Dark Green Leaves – At low levels of nitrogen toxicity, the leaves on your plants will appear a lot darker green than normal. Some beginners mistake this for a sign your plants are flourishing when in fact it is the first sign of toxicity.
- Leaf Claw – Leaves on the plant will begin to drop downwards and start to look like a “claw”
- Inhibits Flowering – If too much nitrogen is given during flowering it can inhibit the formation of buds.
The key to optimum health of your cannabis plant is finding and maintaining the proper balance of nutrients. Finding that nutrient balance is one of the trickiest things to try and learn.
Correcting nitrogen deficiencies
If any of your plants are looking like they need nitrogen all you have to do is increase the base nutrient formula that you are using. Always start off by increasing your fertilizer slowly, I will increase the number of nutrients I am using by about 10 to 20% each time until I hit the sweet spot and I notice improvement. You do not want to expect improvement overnight. In fact, even after you give your plants extra nutrients you might see your plants continue to get worse before they get better.
If you are using organic fertilizers…
The nutrients in organic-based fertilizers are not readily available to your plants. This means it may take up to a week or more before you start to see improvement with your plants. This is because the microorganisms in the soil will first have to break down the nutrients before it’s available to your plants.
If you are using synthetic fertilizers…
For those that are using a chemical-based fertilizer, you can start to see results much sooner, sometimes even a day or two. The nutrients within these fertilizers are readily available to the plant and don’t need to break down. I like to remind people that a lot of cannabis-specific nutrients out there are “marketed” as if they are organic/natural when it is actually a synthetic blend. Although it is deceptive and I’m against deceiving others, “synthetic fertilizers” aren’t a bad thing. Many people falsely people that “organic and natural” is better.
I have used both organics and synthetics and I recommend both. It entirely depends on your growing style. I bring this up so you are aware you might be using a synthetic blend, simply expect faster results.

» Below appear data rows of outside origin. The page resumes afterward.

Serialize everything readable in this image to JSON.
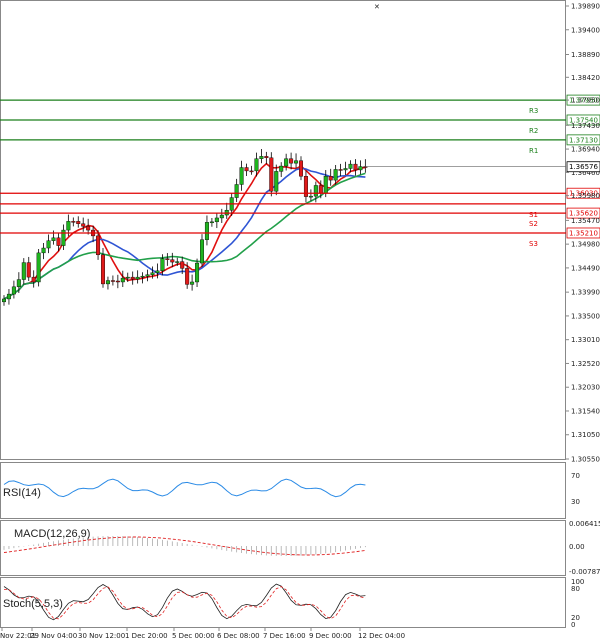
{
  "chart_data": {
    "type": "candlestick",
    "price_axis": {
      "ticks": [
        "1.39890",
        "1.39400",
        "1.38890",
        "1.38420",
        "1.37950",
        "1.37430",
        "1.36940",
        "1.36460",
        "1.35980",
        "1.35470",
        "1.34980",
        "1.34490",
        "1.33990",
        "1.33500",
        "1.33010",
        "1.32520",
        "1.32030",
        "1.31540",
        "1.31050",
        "1.30550"
      ],
      "ylim": [
        1.3055,
        1.3989
      ]
    },
    "current_price": "1.36576",
    "levels": [
      {
        "label": "R3",
        "value": "1.37950",
        "price": 1.3795,
        "color": "#1a7f1a"
      },
      {
        "label": "R2",
        "value": "1.37540",
        "price": 1.3754,
        "color": "#1a7f1a"
      },
      {
        "label": "R1",
        "value": "1.37130",
        "price": 1.3713,
        "color": "#1a7f1a"
      },
      {
        "label": "",
        "value": "1.36030",
        "price": 1.3603,
        "color": "#e00000"
      },
      {
        "label": "S1",
        "value": "",
        "price": 1.3581,
        "color": "#e00000"
      },
      {
        "label": "S2",
        "value": "1.35620",
        "price": 1.3562,
        "color": "#e00000"
      },
      {
        "label": "S3",
        "value": "1.35210",
        "price": 1.3521,
        "color": "#e00000"
      }
    ],
    "time_labels": [
      "Nov 22:01",
      "29 Nov 04:00",
      "30 Nov 12:00",
      "1 Dec 20:00",
      "5 Dec 00:00",
      "6 Dec 08:00",
      "7 Dec 16:00",
      "9 Dec 00:00",
      "12 Dec 04:00"
    ],
    "candles_close": [
      1.3385,
      1.3395,
      1.341,
      1.3425,
      1.346,
      1.343,
      1.342,
      1.348,
      1.349,
      1.3505,
      1.3511,
      1.3495,
      1.3527,
      1.3545,
      1.3545,
      1.354,
      1.3535,
      1.3527,
      1.3515,
      1.3476,
      1.3416,
      1.3423,
      1.3422,
      1.342,
      1.3428,
      1.343,
      1.3426,
      1.343,
      1.3432,
      1.3435,
      1.3439,
      1.3443,
      1.3468,
      1.3466,
      1.3461,
      1.3462,
      1.3448,
      1.3415,
      1.342,
      1.3459,
      1.3507,
      1.3543,
      1.3544,
      1.3552,
      1.3558,
      1.3568,
      1.3594,
      1.3621,
      1.3656,
      1.3649,
      1.3649,
      1.3674,
      1.3679,
      1.3676,
      1.3607,
      1.3648,
      1.3659,
      1.3674,
      1.3665,
      1.367,
      1.3638,
      1.3596,
      1.3597,
      1.3619,
      1.3603,
      1.3638,
      1.363,
      1.3652,
      1.3651,
      1.3654,
      1.3663,
      1.3651,
      1.3658,
      1.3658
    ],
    "candles_up": [
      true,
      true,
      true,
      true,
      true,
      false,
      false,
      true,
      true,
      true,
      true,
      false,
      true,
      true,
      false,
      false,
      false,
      false,
      false,
      false,
      false,
      true,
      false,
      false,
      true,
      true,
      false,
      true,
      true,
      true,
      true,
      true,
      true,
      false,
      false,
      true,
      false,
      false,
      true,
      true,
      true,
      true,
      true,
      true,
      true,
      true,
      true,
      true,
      true,
      false,
      false,
      true,
      true,
      false,
      false,
      true,
      true,
      true,
      false,
      true,
      false,
      false,
      true,
      true,
      false,
      true,
      false,
      true,
      false,
      true,
      true,
      false,
      true,
      false
    ],
    "moving_averages": [
      {
        "color": "#e01010"
      },
      {
        "color": "#2f55d4"
      },
      {
        "color": "#22a04a"
      }
    ],
    "rsi": {
      "label": "RSI(14)",
      "ticks": [
        "100",
        "70",
        "30",
        "0"
      ]
    },
    "macd": {
      "label": "MACD(12,26,9)",
      "ticks": [
        "0.006415",
        "0.00",
        "-0.007877"
      ]
    },
    "stoch": {
      "label": "Stoch(5,5,3)",
      "ticks": [
        "100",
        "80",
        "20",
        "0"
      ]
    }
  }
}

Many growers cut back too much and too soon on the amount of nitrogen given to their plants. You only want to cut back on the amount of nitrogen given to your plants by about 10% during flowering. As you start to towards the last 2 weeks you can start to cut down slightly more on the nitrogen.
pH and nitrogen deficiency
If you are experiencing nitrogen deficiency it might not be because their isn’t enough nitrogen in the soil. This is called nutrient lockup, the nitrogen is getting locked out and not allowing the plant to use it. This will happen if the pH in your soil is not in the correct range.
If you’re growing in an organic soil/dirt mixture with plenty of organic matter (manure, worm castings, etc) you don’t have to worry about pH. If you are using a synthetic blend of fertilizer in a soilless mixture such as coco and Promix or in hydroponics you are going to want to maintain your pH around 5.6 to 6.1.
I added more fertilizer and nothing is happening
You have to be patient. If you are using an organic fertilizer it can take over a week for the nutrients to get broken down and become usable for the plant. If you are using a synthetic based fertilizer you should see results within 3 to 4 days.
Keep in mind that you will not be able to restore the leaves that have already been dying off. You want to look for signs that other (older growth) leaves aren’t starting to go yellow. You should also start to see all of the leaves go from a pale green color to a slightly darker green color.
Are not seeing results and the problem is only getting worse? It is possible you do not have a nitrogen deficiency or that you have another deficiency or problem. Many times when you have one nutrient deficiency you will also have other nutrient deficiencies going on.